*GOAL OF THE EXERCISE:* Your answer should hold each line of the material that contains the word "title".

*EXTRACTED ENTRIES:*
============================================================

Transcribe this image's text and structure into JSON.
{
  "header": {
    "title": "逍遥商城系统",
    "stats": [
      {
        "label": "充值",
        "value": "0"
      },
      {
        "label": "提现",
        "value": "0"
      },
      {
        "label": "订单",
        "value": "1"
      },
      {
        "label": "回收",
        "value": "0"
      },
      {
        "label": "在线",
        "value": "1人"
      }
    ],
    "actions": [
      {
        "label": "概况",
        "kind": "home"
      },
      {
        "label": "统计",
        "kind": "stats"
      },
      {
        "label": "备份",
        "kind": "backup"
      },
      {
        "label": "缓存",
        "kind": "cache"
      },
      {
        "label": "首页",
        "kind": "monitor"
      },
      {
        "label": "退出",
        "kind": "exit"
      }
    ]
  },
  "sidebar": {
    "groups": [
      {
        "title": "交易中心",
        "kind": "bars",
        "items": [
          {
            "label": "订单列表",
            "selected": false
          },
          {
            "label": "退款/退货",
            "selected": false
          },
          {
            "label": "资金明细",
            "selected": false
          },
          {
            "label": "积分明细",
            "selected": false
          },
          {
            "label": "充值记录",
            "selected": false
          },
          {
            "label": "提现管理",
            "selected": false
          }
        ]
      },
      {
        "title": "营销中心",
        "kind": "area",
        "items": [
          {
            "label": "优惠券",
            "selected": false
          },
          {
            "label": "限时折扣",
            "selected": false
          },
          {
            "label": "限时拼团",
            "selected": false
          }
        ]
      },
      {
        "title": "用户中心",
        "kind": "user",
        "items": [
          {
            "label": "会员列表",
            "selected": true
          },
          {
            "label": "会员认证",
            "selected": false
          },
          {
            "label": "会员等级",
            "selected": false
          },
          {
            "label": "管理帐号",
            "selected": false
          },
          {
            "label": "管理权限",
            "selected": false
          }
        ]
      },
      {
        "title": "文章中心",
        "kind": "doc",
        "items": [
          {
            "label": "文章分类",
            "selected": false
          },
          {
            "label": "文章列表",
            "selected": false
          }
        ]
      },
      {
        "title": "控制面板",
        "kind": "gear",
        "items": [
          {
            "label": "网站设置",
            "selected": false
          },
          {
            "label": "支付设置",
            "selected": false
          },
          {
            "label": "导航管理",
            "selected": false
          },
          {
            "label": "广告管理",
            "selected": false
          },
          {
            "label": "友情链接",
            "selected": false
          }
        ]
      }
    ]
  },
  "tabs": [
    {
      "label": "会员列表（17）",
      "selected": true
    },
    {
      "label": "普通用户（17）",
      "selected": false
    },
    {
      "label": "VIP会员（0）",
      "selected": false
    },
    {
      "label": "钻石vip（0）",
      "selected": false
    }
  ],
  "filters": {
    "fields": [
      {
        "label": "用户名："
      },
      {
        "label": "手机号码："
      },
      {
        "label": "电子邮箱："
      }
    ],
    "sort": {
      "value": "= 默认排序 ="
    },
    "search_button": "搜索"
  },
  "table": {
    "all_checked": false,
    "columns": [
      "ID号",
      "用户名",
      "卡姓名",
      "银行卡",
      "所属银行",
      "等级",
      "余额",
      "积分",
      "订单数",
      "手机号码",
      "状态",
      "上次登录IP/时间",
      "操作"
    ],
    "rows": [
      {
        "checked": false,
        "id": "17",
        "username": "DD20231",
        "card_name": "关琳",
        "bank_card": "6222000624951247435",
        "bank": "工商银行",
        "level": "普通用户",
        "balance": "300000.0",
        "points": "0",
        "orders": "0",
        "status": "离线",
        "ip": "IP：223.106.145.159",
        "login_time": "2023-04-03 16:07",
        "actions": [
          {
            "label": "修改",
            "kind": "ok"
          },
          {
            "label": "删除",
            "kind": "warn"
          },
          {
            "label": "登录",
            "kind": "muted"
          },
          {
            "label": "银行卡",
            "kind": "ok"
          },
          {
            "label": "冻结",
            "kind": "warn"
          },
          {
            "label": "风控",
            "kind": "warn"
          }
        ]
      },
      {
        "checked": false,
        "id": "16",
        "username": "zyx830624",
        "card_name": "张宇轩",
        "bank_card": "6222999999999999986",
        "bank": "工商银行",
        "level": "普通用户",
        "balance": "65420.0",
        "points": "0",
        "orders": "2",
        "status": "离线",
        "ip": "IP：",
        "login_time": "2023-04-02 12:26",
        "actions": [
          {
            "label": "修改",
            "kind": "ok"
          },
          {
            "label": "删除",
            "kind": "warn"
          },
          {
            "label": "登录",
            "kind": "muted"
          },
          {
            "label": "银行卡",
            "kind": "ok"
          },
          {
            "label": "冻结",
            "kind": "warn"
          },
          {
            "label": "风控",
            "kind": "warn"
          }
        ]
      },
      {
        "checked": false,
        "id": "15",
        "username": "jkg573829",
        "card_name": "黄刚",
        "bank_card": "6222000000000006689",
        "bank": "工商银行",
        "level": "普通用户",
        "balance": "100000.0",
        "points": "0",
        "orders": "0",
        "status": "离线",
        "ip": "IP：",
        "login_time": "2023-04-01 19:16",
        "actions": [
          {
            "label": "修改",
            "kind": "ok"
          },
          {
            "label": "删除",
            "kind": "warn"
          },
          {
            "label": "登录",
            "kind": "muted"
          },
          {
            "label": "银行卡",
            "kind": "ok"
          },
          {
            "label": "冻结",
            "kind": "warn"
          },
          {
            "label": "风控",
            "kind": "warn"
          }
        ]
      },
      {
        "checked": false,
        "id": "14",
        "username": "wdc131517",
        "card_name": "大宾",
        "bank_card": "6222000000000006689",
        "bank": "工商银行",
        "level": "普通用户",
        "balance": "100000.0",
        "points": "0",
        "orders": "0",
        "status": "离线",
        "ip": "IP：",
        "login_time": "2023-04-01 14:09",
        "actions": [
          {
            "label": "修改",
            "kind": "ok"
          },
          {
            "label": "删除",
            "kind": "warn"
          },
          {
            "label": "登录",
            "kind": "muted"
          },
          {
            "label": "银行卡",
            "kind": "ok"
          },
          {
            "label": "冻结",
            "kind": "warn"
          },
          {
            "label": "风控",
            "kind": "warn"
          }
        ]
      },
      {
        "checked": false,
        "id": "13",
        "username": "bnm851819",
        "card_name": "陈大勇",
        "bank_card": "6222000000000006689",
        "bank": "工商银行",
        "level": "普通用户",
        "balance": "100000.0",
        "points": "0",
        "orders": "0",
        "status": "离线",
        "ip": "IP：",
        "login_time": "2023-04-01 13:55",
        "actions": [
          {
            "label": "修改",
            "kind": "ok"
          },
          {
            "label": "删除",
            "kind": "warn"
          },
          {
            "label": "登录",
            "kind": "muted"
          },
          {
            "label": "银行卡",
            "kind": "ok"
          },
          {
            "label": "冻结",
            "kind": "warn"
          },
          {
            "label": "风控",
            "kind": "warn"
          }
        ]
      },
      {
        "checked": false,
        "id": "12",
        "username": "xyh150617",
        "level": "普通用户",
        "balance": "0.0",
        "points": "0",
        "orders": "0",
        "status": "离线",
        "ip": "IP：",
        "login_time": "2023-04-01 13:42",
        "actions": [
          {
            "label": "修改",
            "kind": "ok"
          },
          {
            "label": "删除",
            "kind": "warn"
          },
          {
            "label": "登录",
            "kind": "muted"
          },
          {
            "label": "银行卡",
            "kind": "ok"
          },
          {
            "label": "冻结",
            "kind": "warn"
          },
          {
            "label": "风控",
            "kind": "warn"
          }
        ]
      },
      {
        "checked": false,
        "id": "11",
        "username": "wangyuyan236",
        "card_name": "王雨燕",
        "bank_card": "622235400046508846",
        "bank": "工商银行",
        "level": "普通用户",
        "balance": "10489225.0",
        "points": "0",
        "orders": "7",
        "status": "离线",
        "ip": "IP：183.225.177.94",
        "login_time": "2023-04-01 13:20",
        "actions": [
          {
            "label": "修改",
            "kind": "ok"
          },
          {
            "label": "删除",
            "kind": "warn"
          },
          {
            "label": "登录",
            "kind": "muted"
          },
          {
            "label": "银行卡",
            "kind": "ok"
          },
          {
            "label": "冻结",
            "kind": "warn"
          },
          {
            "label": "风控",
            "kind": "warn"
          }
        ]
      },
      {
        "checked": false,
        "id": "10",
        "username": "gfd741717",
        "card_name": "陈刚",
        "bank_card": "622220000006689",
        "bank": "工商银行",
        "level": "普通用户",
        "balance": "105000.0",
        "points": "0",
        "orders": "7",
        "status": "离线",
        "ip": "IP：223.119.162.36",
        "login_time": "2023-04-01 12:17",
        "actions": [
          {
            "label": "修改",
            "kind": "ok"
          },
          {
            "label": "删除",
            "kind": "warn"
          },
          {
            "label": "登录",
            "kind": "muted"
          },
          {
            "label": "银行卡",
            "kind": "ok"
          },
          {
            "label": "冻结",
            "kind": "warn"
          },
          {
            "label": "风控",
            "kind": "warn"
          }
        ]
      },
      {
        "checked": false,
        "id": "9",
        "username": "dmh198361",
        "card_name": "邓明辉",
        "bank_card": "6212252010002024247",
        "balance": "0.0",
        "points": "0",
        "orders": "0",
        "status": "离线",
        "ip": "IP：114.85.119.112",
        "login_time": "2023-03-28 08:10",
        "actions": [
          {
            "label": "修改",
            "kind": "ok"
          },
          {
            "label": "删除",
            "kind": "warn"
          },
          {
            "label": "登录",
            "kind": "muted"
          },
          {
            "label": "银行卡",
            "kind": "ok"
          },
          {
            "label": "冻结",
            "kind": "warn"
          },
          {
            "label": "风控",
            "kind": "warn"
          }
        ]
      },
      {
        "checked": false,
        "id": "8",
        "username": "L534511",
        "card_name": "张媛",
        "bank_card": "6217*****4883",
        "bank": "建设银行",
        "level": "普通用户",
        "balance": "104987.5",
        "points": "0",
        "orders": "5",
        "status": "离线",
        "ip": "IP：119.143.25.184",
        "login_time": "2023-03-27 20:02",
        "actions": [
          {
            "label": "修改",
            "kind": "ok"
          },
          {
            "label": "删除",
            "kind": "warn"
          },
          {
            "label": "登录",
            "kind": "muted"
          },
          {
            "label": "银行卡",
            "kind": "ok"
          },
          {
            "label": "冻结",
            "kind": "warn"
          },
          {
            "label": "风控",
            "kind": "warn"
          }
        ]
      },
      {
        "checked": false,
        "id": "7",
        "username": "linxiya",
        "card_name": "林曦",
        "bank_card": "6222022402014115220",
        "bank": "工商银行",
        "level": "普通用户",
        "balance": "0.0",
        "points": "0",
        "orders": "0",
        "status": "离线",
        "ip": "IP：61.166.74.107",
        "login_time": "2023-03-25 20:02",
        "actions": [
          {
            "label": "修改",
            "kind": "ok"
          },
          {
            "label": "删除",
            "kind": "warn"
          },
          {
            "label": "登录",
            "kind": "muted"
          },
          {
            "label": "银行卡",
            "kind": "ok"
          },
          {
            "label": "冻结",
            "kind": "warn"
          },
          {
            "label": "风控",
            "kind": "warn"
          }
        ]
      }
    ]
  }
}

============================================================

*COMPLETED EXERCISE:*
    "title": "逍遥商城系统",
        "title": "交易中心",
        "title": "营销中心",
        "title": "用户中心",
        "title": "文章中心",
        "title": "控制面板",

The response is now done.